If you’ve seen any of the previous Body Shock specials about extremely fat people (see links below) then you could have predicted exactly how this one would play out. 19-year-old Billy Robbins from Houston Texas was believed, at approaching 60 stones, to be the heaviest teenager in the world. He lived in his bedroom, more-or-less confined to a large chair (although he could just about stagger to the bathroom and back) played video games and stuffed his face from morning ’til night. I watched all of the programmes listed below but do you know what? For some reason, this time, I just couldn’t summon up any sympathy. Maybe I’m suffering from fat fatigue or something. Or maybe it was Billy’s overbearing mother, Barbara.
Barbara Robbins was a woman in crisis. A woman who for three years had waited on her son hand and foot. And arse. It was her, and her alone, who fetched him platefuls of food, one after the other, until his 8,000 calorie-a-day intake was done. A woman who bleats “I love you” to her son every five minutes, but whose version of “love” has brought Billy to the brink of death.
Her description of his eating habits sounded like a litany of all the “bad food” you ever heard of: hamburgers, pizza, soda, doughnuts, crisps (chips). Oh and chips, naturally (french fries). She seemed dimly to realise how embarrassing this was, and tried to make up for it by listing the “good food” he likes too. The only thing she could come up with was broccoli, and he can’t eat that without smothering it in cheese.
It’s a familiar pattern of lazy eating spiralling out of control combined with an almost pathological avoidance of exercise, repeated over many years. The difference in this case was the problem was almost as much Barbara’s as it was Billy’s. For Barbara was overcompensating for the fact that she lost her first son to a brain tumour at the age of 19 months. In her efforts to look after Billy – to provide his every need because “he is my baby” – she was effectively killing him.
In lucid moments, she was clearly aware of this too, and talked about the guilt she felt for allowing Billy’s weight to balloon to almost 600 pounds. Didn’t stop her feeding him though. And his Dad was almost as bad, muttering ineffectually about how they’d tried to cut Billy’s food intake years before, but he’d “thrown a fit.”

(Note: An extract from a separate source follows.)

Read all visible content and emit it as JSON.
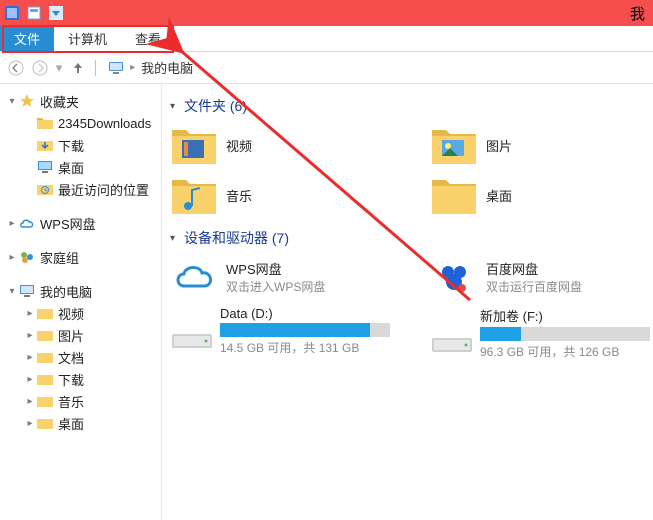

It seems incredible in a country packed to the gills with therapists and shrinks, that no-one had ever bothered to address the psychological reasons for this family’s dysfunction. Until, that is, Billy was told that if he didn’t do something radical, he’d die. And once in hospital, the therapists started to engage both with him and his mother.
Billy went through the usual procedures that we’ve seen before – losing weight so that surgery was even physically possible; then having an enormous five-stone slab of flesh cut from his belly to allow access for the laparoscopic instruments, a bit more diet and exercise, the stomach surgery to leave him with a stomach the size of a banana, and a short period of post-op care.
Overall during this process, Billy lost a total of 25 stone and left hospital weighing around 35 stone.
But nineteen years of self-abusive behaviour patterns are hard to break and no sooner was Billy home than his mother was feeding him a “mustard dog” as a treat for leaving hospital. A visit from Billy’s surgeon revealed that she was still preparing twice as much food as Billy should be eating. In the end, in an effort to break the cycle of destruction, Billy realised he’d have to move out, and went to live in a rehab centre to escape the semi-constant flow of food.